» Provided records
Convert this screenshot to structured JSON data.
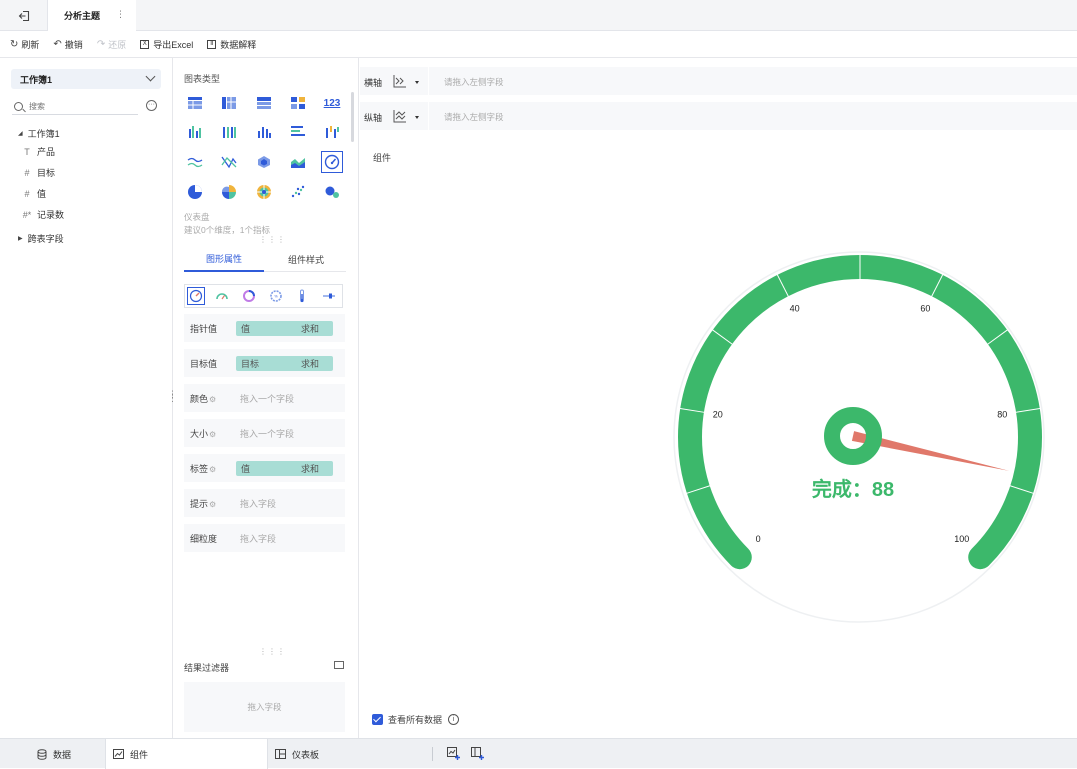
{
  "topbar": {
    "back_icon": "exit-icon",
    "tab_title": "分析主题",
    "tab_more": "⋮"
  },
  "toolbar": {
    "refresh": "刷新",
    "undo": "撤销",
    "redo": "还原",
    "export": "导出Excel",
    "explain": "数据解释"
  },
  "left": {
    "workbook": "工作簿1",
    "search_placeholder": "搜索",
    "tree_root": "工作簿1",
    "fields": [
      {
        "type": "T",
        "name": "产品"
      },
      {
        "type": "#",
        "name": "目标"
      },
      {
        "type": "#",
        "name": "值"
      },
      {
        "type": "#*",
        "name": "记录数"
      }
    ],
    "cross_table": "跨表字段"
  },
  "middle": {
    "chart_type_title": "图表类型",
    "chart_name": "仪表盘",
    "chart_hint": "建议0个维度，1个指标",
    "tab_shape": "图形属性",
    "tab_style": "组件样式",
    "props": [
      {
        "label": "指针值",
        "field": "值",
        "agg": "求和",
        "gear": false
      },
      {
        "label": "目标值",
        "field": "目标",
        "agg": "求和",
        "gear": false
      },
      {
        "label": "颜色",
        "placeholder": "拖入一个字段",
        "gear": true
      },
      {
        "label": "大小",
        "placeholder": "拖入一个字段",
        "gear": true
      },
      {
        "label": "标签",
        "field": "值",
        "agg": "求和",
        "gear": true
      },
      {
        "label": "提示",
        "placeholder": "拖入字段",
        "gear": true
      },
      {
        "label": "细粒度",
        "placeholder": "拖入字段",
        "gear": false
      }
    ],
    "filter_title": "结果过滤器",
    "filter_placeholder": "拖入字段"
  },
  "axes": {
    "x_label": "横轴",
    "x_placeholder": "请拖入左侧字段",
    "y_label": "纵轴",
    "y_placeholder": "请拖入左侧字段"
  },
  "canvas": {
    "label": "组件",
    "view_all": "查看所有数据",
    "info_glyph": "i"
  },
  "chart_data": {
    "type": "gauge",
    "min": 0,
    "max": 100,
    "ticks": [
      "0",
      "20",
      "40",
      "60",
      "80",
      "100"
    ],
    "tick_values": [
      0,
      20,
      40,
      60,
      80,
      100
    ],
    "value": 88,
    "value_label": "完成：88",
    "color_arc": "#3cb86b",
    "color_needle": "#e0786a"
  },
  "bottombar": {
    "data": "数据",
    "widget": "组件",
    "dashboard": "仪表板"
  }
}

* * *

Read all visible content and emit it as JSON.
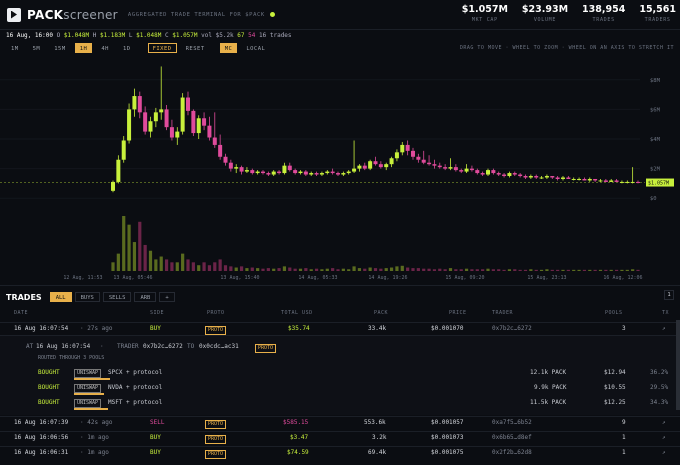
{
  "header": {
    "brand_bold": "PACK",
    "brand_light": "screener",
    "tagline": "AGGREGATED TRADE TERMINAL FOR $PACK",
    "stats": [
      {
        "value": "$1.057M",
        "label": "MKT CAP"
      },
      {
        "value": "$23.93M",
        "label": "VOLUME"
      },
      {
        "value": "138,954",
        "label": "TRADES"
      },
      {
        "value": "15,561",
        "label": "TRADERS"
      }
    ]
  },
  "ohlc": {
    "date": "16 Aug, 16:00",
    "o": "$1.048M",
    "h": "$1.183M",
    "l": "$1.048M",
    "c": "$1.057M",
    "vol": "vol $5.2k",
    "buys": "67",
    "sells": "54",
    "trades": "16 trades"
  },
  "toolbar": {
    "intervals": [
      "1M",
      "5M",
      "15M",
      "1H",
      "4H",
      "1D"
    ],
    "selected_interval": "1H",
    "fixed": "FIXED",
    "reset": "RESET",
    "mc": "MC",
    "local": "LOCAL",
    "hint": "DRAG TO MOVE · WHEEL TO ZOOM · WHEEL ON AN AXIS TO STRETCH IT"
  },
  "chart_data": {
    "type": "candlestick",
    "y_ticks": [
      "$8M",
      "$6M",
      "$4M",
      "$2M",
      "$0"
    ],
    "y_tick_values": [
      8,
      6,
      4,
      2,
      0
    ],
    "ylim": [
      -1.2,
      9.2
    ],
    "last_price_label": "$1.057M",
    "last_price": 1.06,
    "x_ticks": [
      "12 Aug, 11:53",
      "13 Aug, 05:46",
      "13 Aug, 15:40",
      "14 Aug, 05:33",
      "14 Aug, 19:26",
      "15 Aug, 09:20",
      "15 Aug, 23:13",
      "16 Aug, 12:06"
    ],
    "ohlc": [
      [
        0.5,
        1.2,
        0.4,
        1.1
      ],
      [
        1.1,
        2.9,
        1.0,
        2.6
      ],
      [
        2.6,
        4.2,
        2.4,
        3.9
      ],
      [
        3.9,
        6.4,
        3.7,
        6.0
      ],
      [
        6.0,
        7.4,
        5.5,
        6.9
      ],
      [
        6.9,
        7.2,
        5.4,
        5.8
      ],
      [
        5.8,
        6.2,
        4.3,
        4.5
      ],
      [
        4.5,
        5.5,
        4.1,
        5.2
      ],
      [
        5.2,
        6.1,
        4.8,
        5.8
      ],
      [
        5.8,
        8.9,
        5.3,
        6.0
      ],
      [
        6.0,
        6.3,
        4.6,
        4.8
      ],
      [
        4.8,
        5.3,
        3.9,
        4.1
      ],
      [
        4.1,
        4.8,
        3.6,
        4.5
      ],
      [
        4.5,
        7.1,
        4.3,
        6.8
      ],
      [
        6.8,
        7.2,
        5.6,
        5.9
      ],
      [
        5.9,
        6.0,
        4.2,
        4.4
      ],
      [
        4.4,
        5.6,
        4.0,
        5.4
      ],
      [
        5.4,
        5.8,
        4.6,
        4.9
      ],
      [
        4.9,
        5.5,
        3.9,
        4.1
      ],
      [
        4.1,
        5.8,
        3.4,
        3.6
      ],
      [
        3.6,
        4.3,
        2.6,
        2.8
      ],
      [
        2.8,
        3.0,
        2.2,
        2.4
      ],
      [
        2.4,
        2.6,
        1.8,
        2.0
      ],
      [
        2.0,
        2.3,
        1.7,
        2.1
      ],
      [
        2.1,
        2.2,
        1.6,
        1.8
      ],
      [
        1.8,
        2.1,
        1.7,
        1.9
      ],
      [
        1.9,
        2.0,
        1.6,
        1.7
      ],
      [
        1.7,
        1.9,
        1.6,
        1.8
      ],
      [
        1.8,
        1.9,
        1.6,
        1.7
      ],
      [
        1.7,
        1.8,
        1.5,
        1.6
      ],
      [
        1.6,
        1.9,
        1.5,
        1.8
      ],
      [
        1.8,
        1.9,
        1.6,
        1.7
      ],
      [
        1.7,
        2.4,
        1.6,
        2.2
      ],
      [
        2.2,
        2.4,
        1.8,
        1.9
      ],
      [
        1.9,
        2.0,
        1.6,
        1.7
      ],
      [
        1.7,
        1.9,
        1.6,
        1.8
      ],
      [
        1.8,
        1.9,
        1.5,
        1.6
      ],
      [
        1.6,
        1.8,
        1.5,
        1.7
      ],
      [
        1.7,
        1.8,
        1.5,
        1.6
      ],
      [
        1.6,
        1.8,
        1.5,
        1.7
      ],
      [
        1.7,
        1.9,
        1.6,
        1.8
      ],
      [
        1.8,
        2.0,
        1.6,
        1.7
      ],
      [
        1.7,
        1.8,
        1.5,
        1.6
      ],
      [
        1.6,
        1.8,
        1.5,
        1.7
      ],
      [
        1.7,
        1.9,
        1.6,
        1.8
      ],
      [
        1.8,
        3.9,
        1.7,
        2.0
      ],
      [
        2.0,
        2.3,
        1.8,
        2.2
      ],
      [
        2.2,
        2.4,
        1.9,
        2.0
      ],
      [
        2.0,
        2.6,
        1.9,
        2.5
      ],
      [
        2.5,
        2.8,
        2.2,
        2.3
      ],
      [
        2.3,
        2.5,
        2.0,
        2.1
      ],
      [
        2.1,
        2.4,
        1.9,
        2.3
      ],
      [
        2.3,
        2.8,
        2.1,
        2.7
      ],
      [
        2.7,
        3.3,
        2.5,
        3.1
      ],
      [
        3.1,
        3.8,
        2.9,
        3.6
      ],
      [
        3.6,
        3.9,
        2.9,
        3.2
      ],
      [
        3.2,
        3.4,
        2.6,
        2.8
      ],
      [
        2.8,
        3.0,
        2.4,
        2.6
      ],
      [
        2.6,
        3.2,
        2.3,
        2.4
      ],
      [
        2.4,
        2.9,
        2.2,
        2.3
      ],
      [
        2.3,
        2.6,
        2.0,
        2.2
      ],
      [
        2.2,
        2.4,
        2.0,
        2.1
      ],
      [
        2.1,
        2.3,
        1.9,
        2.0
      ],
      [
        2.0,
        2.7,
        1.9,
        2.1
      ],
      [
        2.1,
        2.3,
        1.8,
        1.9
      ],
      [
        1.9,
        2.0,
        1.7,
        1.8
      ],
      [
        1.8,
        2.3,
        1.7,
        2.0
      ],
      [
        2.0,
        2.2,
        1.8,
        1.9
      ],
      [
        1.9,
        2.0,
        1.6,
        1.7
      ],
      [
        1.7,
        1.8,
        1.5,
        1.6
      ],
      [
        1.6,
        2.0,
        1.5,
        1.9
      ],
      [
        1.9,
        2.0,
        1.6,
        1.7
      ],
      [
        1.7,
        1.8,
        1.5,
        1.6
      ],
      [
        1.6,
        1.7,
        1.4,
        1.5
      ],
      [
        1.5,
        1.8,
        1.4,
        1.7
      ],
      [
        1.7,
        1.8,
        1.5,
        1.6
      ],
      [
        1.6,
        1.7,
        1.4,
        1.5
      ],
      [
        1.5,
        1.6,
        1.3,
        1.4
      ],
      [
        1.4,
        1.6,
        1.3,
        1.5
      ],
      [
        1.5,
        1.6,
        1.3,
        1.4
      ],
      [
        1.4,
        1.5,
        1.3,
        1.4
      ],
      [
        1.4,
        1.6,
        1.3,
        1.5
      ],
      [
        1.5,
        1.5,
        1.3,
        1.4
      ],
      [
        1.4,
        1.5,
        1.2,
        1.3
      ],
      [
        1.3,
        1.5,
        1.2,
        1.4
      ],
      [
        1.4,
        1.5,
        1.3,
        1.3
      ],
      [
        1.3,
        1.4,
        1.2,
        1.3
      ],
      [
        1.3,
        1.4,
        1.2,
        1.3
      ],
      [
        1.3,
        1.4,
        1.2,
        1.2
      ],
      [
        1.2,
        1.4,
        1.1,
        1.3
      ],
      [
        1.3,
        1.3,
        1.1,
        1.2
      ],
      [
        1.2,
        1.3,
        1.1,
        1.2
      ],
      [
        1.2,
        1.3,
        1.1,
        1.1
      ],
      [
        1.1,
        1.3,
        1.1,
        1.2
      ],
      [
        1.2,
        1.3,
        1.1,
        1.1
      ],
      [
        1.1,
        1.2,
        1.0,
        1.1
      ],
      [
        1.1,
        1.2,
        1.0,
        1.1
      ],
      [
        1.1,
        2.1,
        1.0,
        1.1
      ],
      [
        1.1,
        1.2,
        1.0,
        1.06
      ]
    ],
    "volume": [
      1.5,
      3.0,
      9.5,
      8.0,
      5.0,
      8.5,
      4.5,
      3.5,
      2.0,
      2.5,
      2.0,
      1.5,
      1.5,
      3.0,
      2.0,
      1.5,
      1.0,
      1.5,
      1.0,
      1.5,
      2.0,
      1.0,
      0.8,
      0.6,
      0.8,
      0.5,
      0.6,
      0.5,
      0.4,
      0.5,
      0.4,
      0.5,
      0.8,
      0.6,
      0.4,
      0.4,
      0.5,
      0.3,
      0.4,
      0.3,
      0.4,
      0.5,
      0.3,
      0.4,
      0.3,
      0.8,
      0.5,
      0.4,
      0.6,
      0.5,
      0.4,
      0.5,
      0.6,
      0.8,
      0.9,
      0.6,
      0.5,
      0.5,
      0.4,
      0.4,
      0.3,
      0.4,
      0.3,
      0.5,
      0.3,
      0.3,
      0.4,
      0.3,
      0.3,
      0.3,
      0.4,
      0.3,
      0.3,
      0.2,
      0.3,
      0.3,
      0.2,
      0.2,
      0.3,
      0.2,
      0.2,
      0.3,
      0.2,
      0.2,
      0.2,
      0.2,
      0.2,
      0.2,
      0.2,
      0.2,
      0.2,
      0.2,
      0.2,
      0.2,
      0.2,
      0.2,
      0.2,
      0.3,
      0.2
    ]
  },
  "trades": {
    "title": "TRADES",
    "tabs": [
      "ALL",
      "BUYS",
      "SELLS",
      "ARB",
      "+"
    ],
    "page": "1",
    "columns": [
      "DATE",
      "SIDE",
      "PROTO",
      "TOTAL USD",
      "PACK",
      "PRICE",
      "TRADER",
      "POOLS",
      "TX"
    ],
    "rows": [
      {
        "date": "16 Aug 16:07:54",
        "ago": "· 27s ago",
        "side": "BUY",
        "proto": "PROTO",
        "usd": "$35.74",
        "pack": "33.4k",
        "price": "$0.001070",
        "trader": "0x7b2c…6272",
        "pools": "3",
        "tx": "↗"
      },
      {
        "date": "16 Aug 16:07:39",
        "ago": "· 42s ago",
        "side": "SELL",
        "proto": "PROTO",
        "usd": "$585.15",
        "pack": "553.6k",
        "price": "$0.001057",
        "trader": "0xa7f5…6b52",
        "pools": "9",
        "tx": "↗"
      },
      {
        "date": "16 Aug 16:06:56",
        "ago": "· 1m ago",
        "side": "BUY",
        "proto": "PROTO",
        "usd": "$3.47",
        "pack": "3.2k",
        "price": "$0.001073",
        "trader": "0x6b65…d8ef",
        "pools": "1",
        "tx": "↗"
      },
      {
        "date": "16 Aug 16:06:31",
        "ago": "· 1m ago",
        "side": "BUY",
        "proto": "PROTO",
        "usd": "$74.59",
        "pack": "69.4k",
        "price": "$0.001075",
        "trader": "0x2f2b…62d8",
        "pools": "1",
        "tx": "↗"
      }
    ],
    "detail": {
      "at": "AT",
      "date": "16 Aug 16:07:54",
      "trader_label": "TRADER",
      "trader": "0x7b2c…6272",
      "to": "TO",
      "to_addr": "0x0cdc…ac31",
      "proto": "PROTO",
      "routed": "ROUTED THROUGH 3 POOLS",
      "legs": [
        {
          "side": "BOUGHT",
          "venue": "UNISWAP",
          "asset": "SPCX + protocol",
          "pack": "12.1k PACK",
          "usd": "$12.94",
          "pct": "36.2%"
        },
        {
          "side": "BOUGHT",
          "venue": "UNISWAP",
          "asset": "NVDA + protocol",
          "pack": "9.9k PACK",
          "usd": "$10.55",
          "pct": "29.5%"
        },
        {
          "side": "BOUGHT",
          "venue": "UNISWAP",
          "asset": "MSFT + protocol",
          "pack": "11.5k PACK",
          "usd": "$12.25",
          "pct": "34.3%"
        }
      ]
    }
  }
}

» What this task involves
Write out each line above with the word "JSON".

» Solution
Convert this screenshot to structured JSON data.
Read all visible content and emit it as JSON.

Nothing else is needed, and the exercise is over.